## Problem requirements
Some lines in the entries contain the word "days". Copy all of them.

[Information shown — start]

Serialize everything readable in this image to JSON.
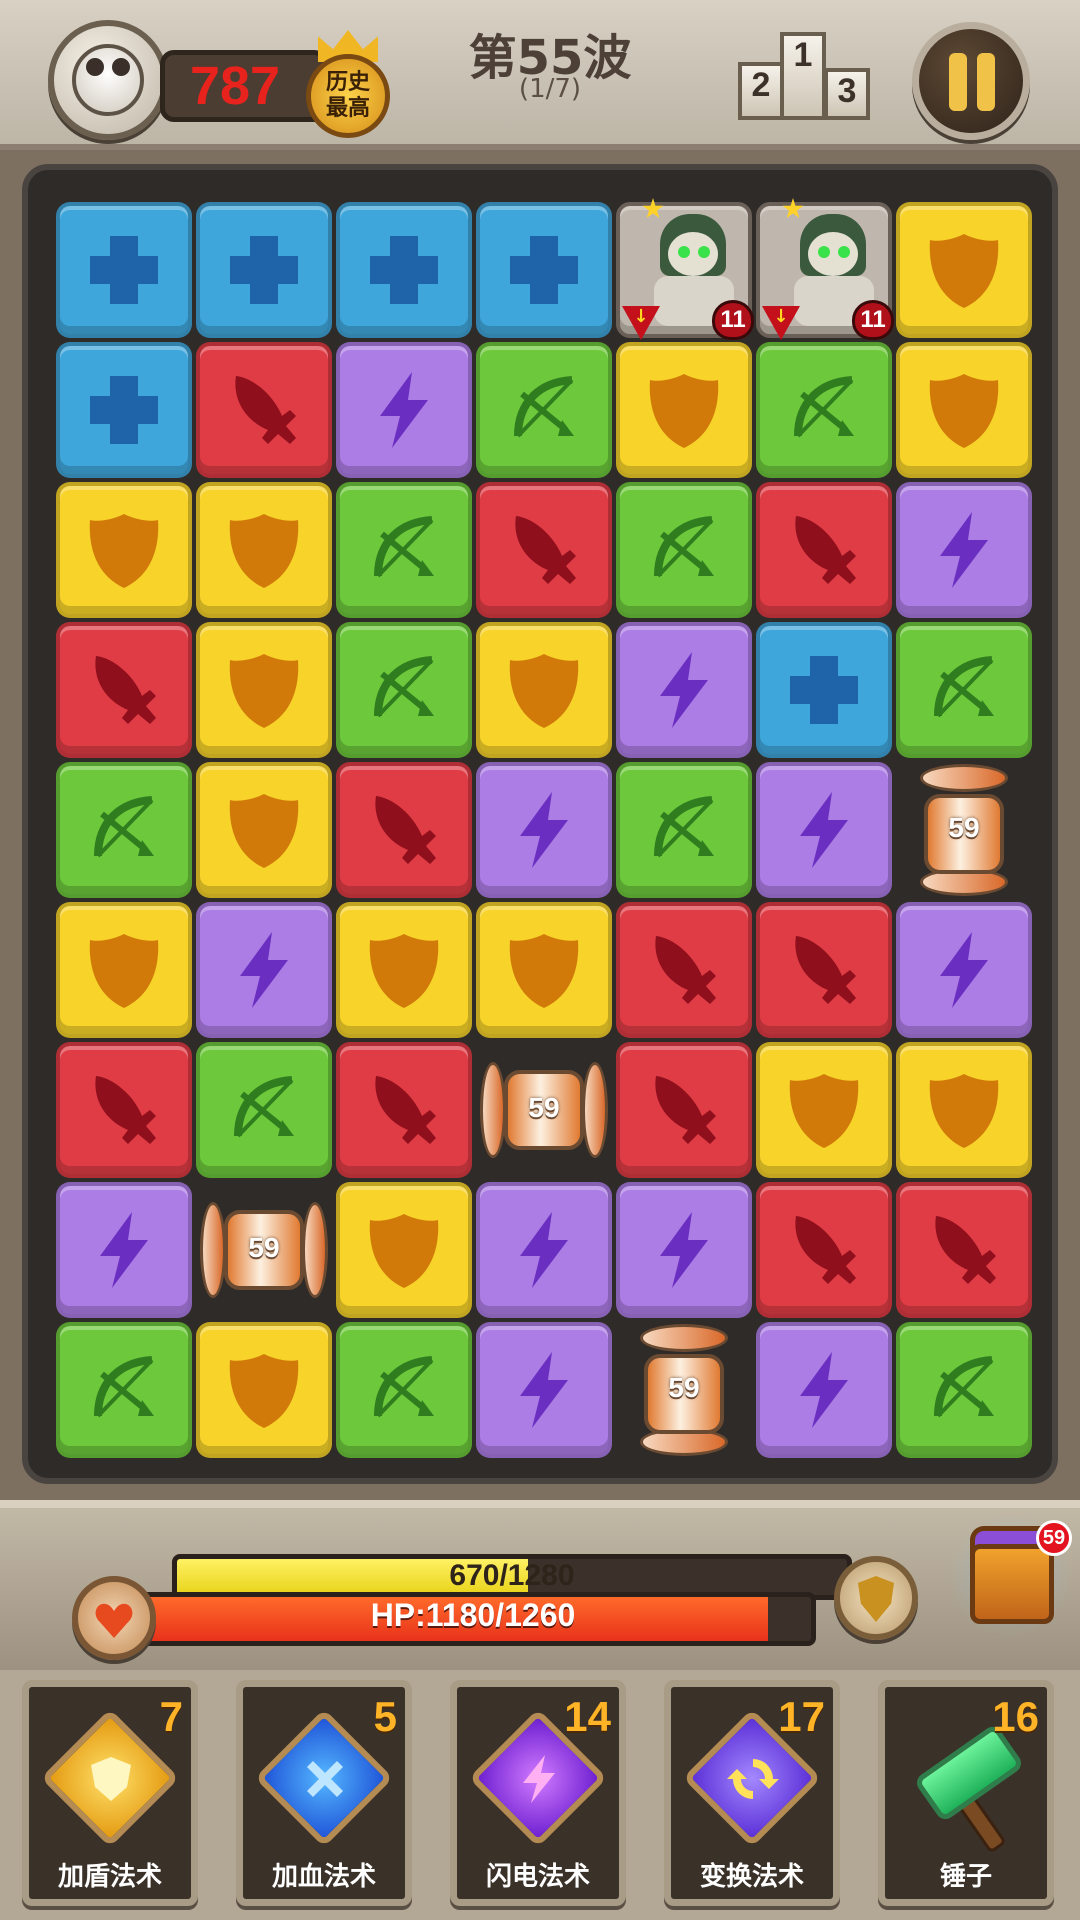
{
  "header": {
    "score": "787",
    "best_badge": "历史最高",
    "wave_title": "第55波",
    "wave_progress": "(1/7)",
    "podium_labels": [
      "1",
      "2",
      "3"
    ]
  },
  "board": {
    "columns": 7,
    "rows": 9,
    "tiles": [
      [
        "heal",
        "heal",
        "heal",
        "heal",
        "enemy",
        "enemy",
        "shield"
      ],
      [
        "heal",
        "sword",
        "lightning",
        "bow",
        "shield",
        "bow",
        "shield"
      ],
      [
        "shield",
        "shield",
        "bow",
        "sword",
        "bow",
        "sword",
        "lightning"
      ],
      [
        "sword",
        "shield",
        "bow",
        "shield",
        "lightning",
        "heal",
        "bow"
      ],
      [
        "bow",
        "shield",
        "sword",
        "lightning",
        "bow",
        "lightning",
        "bomb-v"
      ],
      [
        "shield",
        "lightning",
        "shield",
        "shield",
        "sword",
        "sword",
        "lightning"
      ],
      [
        "sword",
        "bow",
        "sword",
        "bomb-h",
        "sword",
        "shield",
        "shield"
      ],
      [
        "lightning",
        "bomb-h",
        "shield",
        "lightning",
        "lightning",
        "sword",
        "sword"
      ],
      [
        "bow",
        "shield",
        "bow",
        "lightning",
        "bomb-v",
        "lightning",
        "bow"
      ]
    ],
    "enemy_hp": "11",
    "bomb_timer": "59"
  },
  "status": {
    "xp_text": "670/1280",
    "xp_ratio": 0.5234,
    "hp_text": "HP:1180/1260",
    "hp_ratio": 0.9365,
    "chest_badge": "59"
  },
  "skills": [
    {
      "count": "7",
      "label": "加盾法术",
      "icon": "shield-spell-icon"
    },
    {
      "count": "5",
      "label": "加血法术",
      "icon": "heal-spell-icon"
    },
    {
      "count": "14",
      "label": "闪电法术",
      "icon": "lightning-spell-icon"
    },
    {
      "count": "17",
      "label": "变换法术",
      "icon": "transform-spell-icon"
    },
    {
      "count": "16",
      "label": "锤子",
      "icon": "hammer-icon"
    }
  ],
  "colors": {
    "heal": "#3fa6dc",
    "sword": "#e03c45",
    "lightning": "#ad7de6",
    "bow": "#6dc93b",
    "shield": "#f8d32a",
    "score": "#e8231d",
    "hp": "#e8321b",
    "xp": "#e8d318"
  }
}
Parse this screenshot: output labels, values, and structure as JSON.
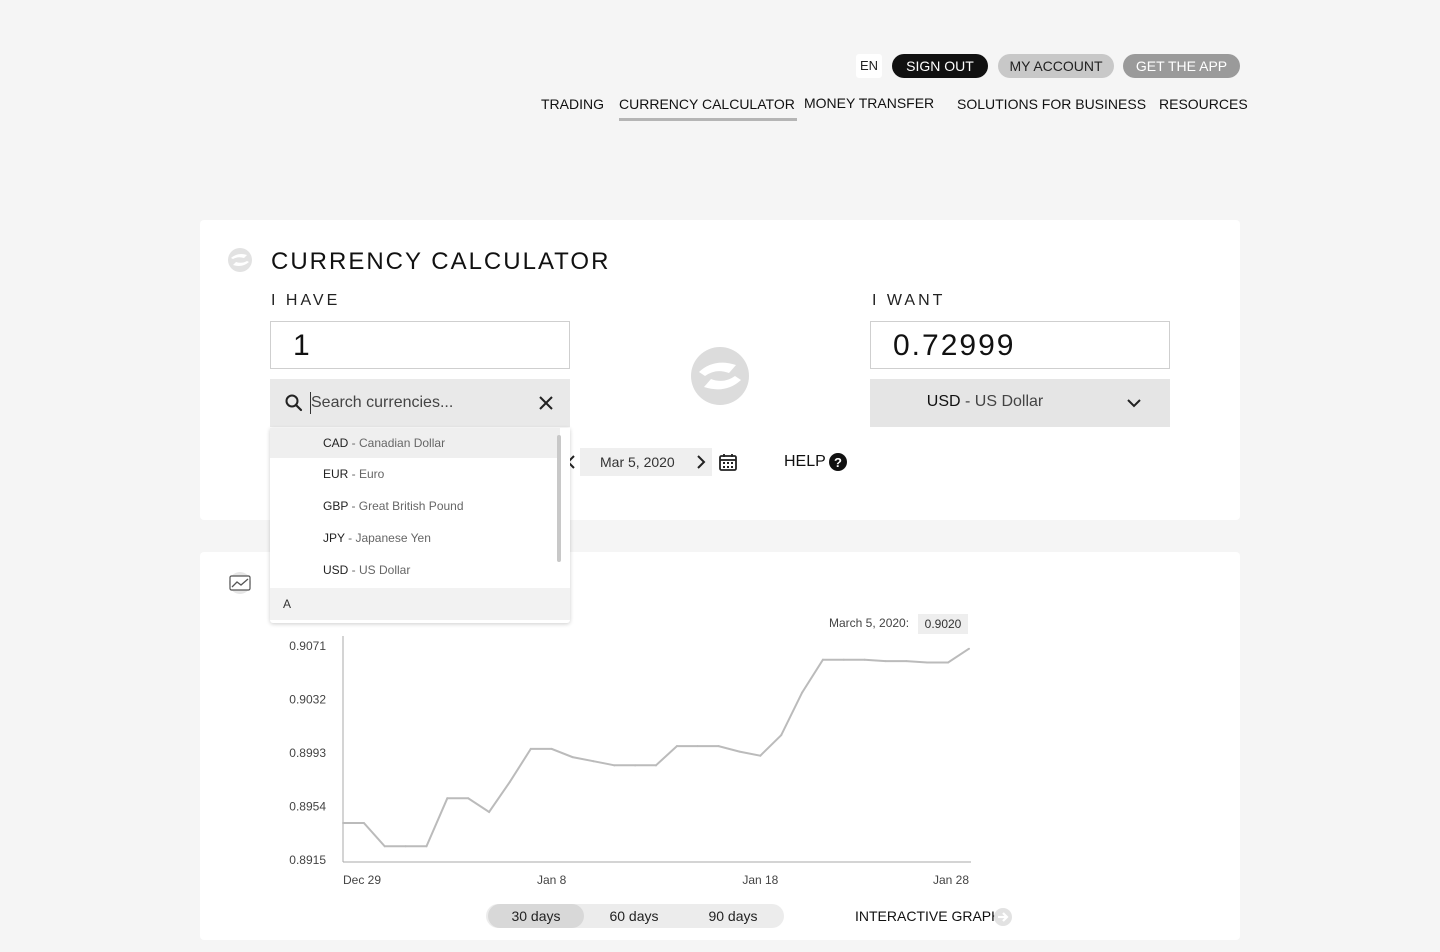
{
  "topbar": {
    "language": "EN",
    "sign_out": "SIGN OUT",
    "my_account": "MY ACCOUNT",
    "get_app": "GET THE APP"
  },
  "nav": {
    "items": [
      "TRADING",
      "CURRENCY CALCULATOR",
      "MONEY TRANSFER",
      "SOLUTIONS FOR BUSINESS",
      "RESOURCES"
    ],
    "active": "CURRENCY CALCULATOR"
  },
  "calculator": {
    "title": "CURRENCY CALCULATOR",
    "have_label": "I HAVE",
    "want_label": "I WANT",
    "have_amount": "1",
    "want_amount": "0.72999",
    "search_placeholder": "Search currencies...",
    "want_currency_code": "USD",
    "want_currency_name": " - US Dollar",
    "date": "Mar 5, 2020",
    "help": "HELP"
  },
  "dropdown": {
    "items": [
      {
        "code": "CAD",
        "name": " - Canadian Dollar"
      },
      {
        "code": "EUR",
        "name": " - Euro"
      },
      {
        "code": "GBP",
        "name": " - Great British Pound"
      },
      {
        "code": "JPY",
        "name": " - Japanese Yen"
      },
      {
        "code": "USD",
        "name": " - US Dollar"
      }
    ],
    "group_header": "A",
    "highlighted_index": 0
  },
  "graph": {
    "tooltip_date": "March 5, 2020:",
    "tooltip_value": "0.9020",
    "ranges": [
      "30 days",
      "60 days",
      "90 days"
    ],
    "active_range": "30 days",
    "interactive_label": "INTERACTIVE GRAPH"
  },
  "chart_data": {
    "type": "line",
    "x": [
      "Dec 29",
      "Dec 30",
      "Dec 31",
      "Jan 1",
      "Jan 2",
      "Jan 3",
      "Jan 4",
      "Jan 5",
      "Jan 6",
      "Jan 7",
      "Jan 8",
      "Jan 9",
      "Jan 10",
      "Jan 11",
      "Jan 12",
      "Jan 13",
      "Jan 14",
      "Jan 15",
      "Jan 16",
      "Jan 17",
      "Jan 18",
      "Jan 19",
      "Jan 20",
      "Jan 21",
      "Jan 22",
      "Jan 23",
      "Jan 24",
      "Jan 25",
      "Jan 26",
      "Jan 27",
      "Jan 28"
    ],
    "values": [
      0.8942,
      0.8942,
      0.8925,
      0.8925,
      0.8925,
      0.896,
      0.896,
      0.895,
      0.8972,
      0.8996,
      0.8996,
      0.899,
      0.8987,
      0.8984,
      0.8984,
      0.8984,
      0.8998,
      0.8998,
      0.8998,
      0.8994,
      0.8991,
      0.9006,
      0.9037,
      0.9061,
      0.9061,
      0.9061,
      0.906,
      0.906,
      0.9059,
      0.9059,
      0.9069
    ],
    "xticks": [
      "Dec 29",
      "Jan 8",
      "Jan 18",
      "Jan 28"
    ],
    "yticks": [
      "0.9071",
      "0.9032",
      "0.8993",
      "0.8954",
      "0.8915"
    ],
    "ylim": [
      0.8915,
      0.9071
    ],
    "grid": false
  }
}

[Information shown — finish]

## Solution to this task
      "30 days",
      "60 days",
      "90 days"
    "active_range": "30 days",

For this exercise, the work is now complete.